What is required:
Search the records below for the word "description". Pull out each line that has it.

Records provided:
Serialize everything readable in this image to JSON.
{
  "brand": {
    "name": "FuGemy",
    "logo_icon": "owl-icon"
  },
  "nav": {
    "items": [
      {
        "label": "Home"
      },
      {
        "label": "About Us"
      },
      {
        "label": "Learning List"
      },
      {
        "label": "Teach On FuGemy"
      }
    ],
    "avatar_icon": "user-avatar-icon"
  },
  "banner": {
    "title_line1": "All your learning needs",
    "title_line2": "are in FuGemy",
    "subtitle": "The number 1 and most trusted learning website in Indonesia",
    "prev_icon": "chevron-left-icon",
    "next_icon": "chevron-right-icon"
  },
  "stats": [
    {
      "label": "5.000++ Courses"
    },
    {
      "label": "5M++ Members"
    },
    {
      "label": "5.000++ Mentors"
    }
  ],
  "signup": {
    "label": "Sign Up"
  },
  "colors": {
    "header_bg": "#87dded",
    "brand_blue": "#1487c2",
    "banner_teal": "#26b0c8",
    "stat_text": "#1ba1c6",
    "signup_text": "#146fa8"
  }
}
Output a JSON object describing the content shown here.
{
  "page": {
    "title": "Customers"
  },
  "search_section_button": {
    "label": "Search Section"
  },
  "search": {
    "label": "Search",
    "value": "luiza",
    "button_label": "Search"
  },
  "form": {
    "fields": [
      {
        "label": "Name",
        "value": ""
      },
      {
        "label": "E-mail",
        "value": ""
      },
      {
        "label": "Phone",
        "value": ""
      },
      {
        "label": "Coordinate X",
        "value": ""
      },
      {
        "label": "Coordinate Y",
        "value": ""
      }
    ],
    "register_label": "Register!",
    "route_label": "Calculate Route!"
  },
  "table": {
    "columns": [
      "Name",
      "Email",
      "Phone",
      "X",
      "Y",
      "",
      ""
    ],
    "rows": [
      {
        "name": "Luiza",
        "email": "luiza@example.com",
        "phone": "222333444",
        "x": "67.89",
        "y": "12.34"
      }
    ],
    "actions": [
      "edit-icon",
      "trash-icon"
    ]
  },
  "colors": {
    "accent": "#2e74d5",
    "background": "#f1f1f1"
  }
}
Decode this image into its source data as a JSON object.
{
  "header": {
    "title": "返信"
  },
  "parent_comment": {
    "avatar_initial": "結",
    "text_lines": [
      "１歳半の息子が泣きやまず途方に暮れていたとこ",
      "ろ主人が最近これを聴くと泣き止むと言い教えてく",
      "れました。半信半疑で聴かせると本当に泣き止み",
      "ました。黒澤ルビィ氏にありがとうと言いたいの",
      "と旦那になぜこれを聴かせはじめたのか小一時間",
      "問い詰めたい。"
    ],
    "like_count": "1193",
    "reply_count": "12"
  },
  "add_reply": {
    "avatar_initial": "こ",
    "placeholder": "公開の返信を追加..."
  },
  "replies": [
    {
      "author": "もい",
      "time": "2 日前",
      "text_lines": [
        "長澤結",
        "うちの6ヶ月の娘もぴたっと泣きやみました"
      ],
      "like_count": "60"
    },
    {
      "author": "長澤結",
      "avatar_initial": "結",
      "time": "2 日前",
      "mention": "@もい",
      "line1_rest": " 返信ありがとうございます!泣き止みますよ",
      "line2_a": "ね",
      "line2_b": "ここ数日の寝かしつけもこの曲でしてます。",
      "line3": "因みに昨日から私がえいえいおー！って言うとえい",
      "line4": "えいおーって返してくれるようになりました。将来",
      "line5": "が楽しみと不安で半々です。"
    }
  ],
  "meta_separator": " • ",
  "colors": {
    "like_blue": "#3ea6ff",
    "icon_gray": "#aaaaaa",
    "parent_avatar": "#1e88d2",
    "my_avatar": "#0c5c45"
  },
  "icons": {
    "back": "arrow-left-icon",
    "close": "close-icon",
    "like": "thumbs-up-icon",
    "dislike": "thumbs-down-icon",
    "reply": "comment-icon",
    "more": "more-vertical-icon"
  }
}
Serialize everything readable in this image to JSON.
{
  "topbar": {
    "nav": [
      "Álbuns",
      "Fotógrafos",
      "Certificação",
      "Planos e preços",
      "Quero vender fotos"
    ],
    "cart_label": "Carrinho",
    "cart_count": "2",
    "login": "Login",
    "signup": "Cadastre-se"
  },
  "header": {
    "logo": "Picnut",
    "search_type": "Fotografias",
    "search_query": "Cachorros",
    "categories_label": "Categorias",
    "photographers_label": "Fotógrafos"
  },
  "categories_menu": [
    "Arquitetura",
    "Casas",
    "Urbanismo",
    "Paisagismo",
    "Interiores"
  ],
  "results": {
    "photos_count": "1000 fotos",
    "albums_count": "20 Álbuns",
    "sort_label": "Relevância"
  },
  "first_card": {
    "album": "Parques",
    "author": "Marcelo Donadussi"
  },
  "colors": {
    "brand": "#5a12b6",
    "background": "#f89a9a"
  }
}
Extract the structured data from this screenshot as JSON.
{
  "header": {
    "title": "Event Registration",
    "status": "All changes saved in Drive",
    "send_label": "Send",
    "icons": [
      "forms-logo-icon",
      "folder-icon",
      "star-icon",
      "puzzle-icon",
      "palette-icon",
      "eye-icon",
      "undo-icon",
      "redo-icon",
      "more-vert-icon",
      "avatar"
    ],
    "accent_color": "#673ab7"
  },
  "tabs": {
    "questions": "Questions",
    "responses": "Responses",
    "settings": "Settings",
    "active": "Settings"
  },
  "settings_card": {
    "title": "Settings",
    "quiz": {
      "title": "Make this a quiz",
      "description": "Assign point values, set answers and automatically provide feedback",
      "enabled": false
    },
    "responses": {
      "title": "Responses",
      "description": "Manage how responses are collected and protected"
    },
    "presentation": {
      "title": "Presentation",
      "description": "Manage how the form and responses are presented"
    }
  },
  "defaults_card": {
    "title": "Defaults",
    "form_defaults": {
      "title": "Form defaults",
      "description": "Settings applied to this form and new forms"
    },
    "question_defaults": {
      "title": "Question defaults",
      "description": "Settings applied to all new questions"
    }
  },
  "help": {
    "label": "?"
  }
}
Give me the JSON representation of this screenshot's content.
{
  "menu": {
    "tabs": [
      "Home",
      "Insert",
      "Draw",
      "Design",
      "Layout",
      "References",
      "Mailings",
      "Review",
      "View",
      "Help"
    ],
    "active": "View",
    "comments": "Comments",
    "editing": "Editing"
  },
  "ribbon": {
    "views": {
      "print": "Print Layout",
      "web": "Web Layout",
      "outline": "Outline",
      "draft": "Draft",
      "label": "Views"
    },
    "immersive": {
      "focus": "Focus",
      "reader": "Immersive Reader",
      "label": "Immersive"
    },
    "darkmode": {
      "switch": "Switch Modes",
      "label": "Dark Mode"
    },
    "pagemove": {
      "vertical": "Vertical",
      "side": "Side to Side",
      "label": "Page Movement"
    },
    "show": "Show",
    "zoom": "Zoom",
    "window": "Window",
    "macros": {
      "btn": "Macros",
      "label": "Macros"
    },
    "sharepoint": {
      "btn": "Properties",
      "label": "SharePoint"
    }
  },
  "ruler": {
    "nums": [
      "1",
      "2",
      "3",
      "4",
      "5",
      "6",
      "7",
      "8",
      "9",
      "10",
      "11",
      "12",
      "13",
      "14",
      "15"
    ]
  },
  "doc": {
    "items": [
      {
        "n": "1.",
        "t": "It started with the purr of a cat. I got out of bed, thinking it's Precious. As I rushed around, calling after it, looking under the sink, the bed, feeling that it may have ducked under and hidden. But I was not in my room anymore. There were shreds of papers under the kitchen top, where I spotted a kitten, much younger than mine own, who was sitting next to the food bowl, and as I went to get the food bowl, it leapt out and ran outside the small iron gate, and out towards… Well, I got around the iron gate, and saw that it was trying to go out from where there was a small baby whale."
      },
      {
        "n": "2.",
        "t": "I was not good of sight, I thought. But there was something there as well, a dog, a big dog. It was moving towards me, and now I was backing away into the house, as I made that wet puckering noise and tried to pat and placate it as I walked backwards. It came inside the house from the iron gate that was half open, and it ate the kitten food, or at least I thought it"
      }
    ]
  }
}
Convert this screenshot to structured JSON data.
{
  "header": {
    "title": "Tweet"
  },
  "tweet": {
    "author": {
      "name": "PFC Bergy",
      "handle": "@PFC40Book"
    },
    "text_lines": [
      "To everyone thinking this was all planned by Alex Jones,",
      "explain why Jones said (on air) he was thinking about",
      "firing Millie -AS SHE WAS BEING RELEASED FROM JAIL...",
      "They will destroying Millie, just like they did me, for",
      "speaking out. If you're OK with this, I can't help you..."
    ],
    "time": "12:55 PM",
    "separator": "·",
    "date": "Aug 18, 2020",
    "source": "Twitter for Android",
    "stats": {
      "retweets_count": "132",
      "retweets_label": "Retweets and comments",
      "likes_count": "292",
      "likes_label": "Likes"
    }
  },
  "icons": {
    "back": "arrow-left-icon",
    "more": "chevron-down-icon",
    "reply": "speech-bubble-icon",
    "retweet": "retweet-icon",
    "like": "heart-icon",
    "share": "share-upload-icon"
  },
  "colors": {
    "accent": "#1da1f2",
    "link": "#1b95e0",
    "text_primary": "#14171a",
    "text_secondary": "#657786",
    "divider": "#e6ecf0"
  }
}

Solved exercise:
      "description": "Assign point values, set answers and automatically provide feedback",
      "description": "Manage how responses are collected and protected"
      "description": "Manage how the form and responses are presented"
      "description": "Settings applied to this form and new forms"
      "description": "Settings applied to all new questions"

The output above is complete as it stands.